Entries taken from a collection:
====
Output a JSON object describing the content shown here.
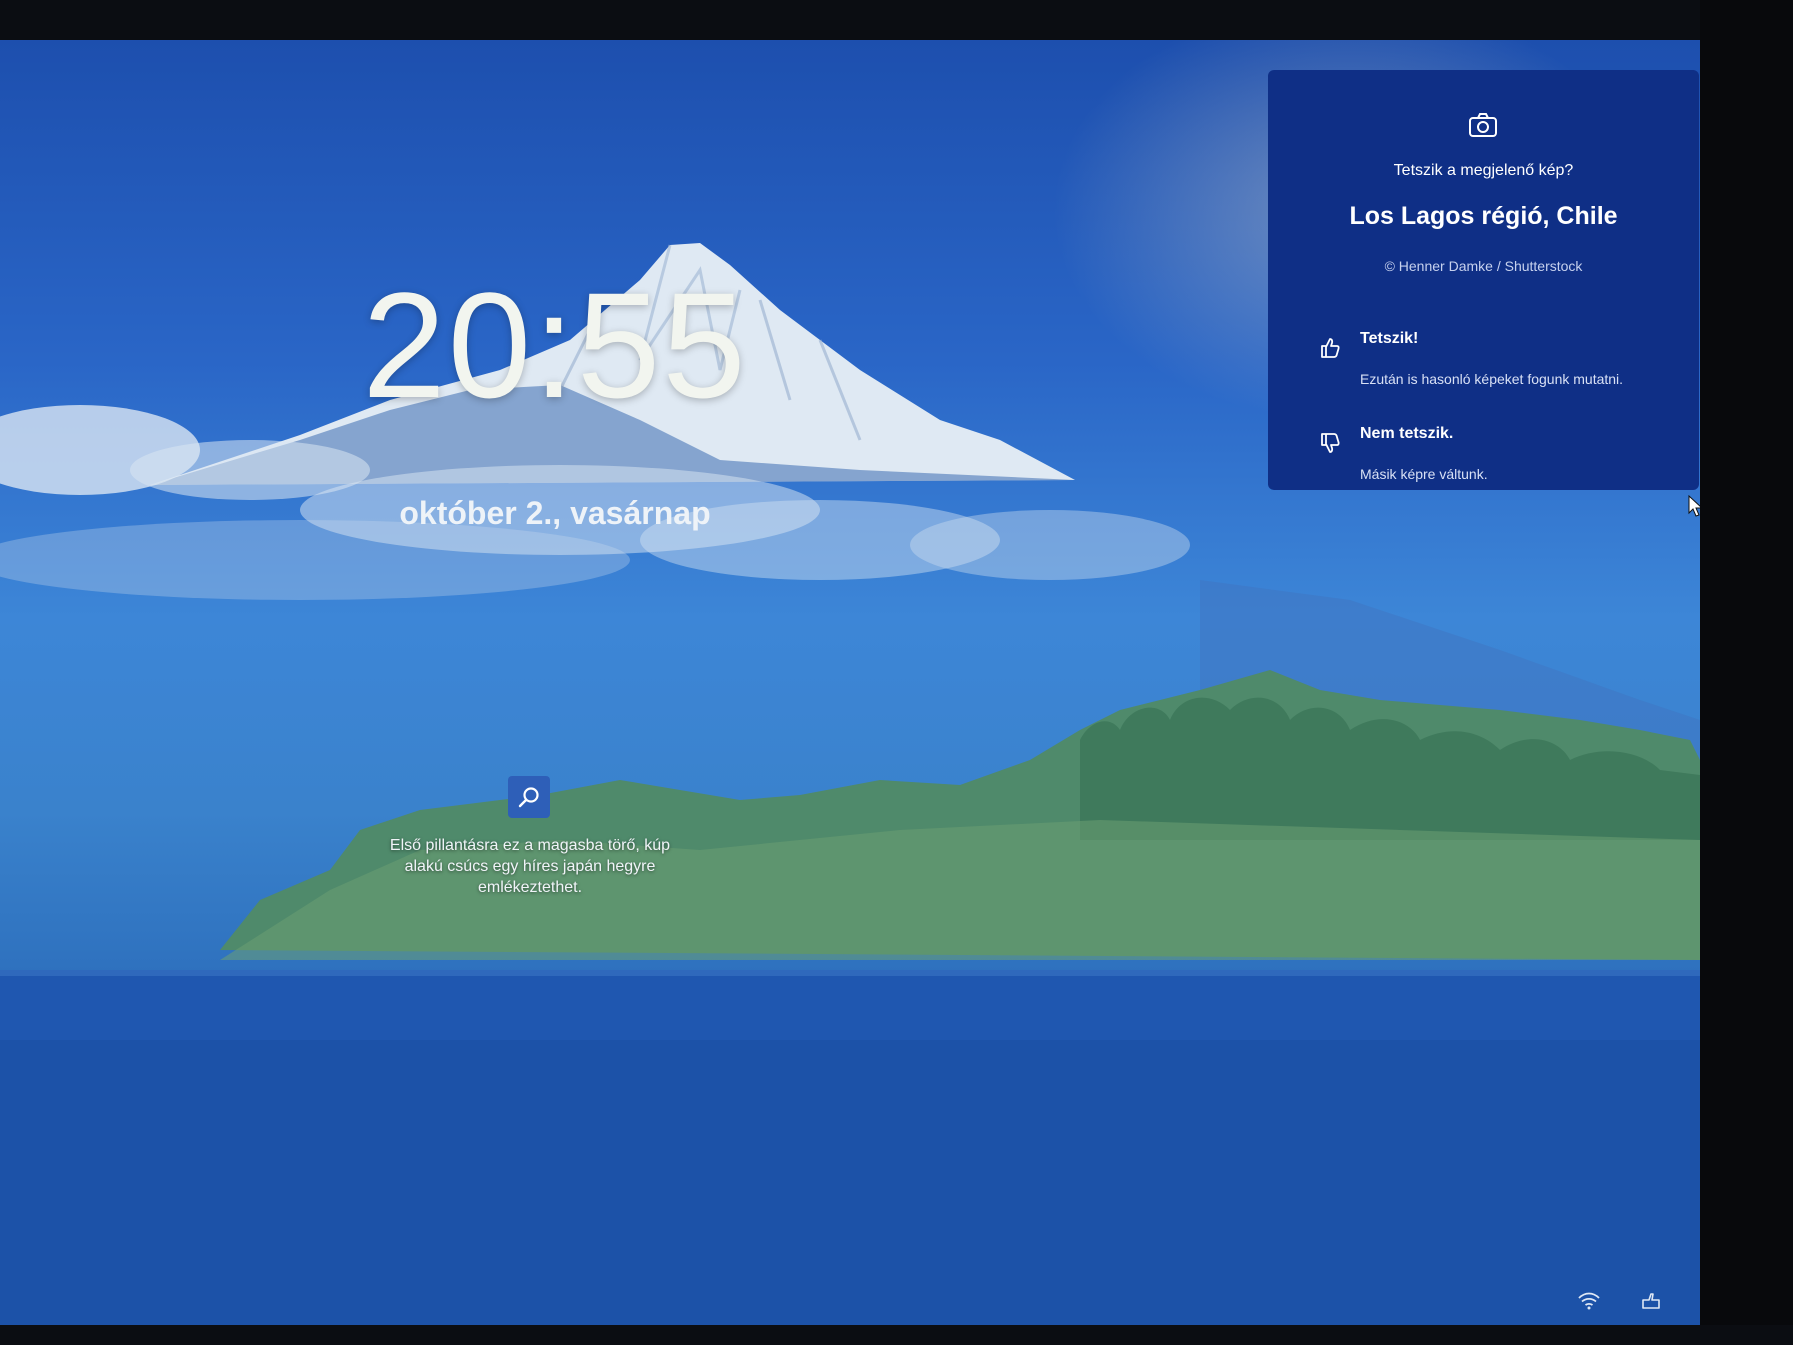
{
  "lockscreen": {
    "time": "20:55",
    "date": "október 2., vasárnap",
    "fact": {
      "icon": "search-icon",
      "text": "Első pillantásra ez a magasba törő, kúp alakú csúcs egy híres japán hegyre emlékeztethet."
    }
  },
  "spotlight_panel": {
    "icon": "camera-icon",
    "question": "Tetszik a megjelenő kép?",
    "location": "Los Lagos régió, Chile",
    "credit": "© Henner Damke / Shutterstock",
    "like": {
      "icon": "thumbs-up-icon",
      "label": "Tetszik!",
      "description": "Ezután is hasonló képeket fogunk mutatni."
    },
    "dislike": {
      "icon": "thumbs-down-icon",
      "label": "Nem tetszik.",
      "description": "Másik képre váltunk."
    }
  },
  "system_tray": {
    "icons": [
      "wifi-icon",
      "accessibility-icon"
    ]
  },
  "colors": {
    "panel_background": "#0f2f86",
    "sky": "#2a66c7",
    "water": "#1e4fa6"
  }
}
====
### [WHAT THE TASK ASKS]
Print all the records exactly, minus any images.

### [TASK OUTPUT]
Output a JSON object describing the content shown here.
{
  "lockscreen": {
    "time": "20:55",
    "date": "október 2., vasárnap",
    "fact": {
      "icon": "search-icon",
      "text": "Első pillantásra ez a magasba törő, kúp alakú csúcs egy híres japán hegyre emlékeztethet."
    }
  },
  "spotlight_panel": {
    "icon": "camera-icon",
    "question": "Tetszik a megjelenő kép?",
    "location": "Los Lagos régió, Chile",
    "credit": "© Henner Damke / Shutterstock",
    "like": {
      "icon": "thumbs-up-icon",
      "label": "Tetszik!",
      "description": "Ezután is hasonló képeket fogunk mutatni."
    },
    "dislike": {
      "icon": "thumbs-down-icon",
      "label": "Nem tetszik.",
      "description": "Másik képre váltunk."
    }
  },
  "system_tray": {
    "icons": [
      "wifi-icon",
      "accessibility-icon"
    ]
  },
  "colors": {
    "panel_background": "#0f2f86",
    "sky": "#2a66c7",
    "water": "#1e4fa6"
  }
}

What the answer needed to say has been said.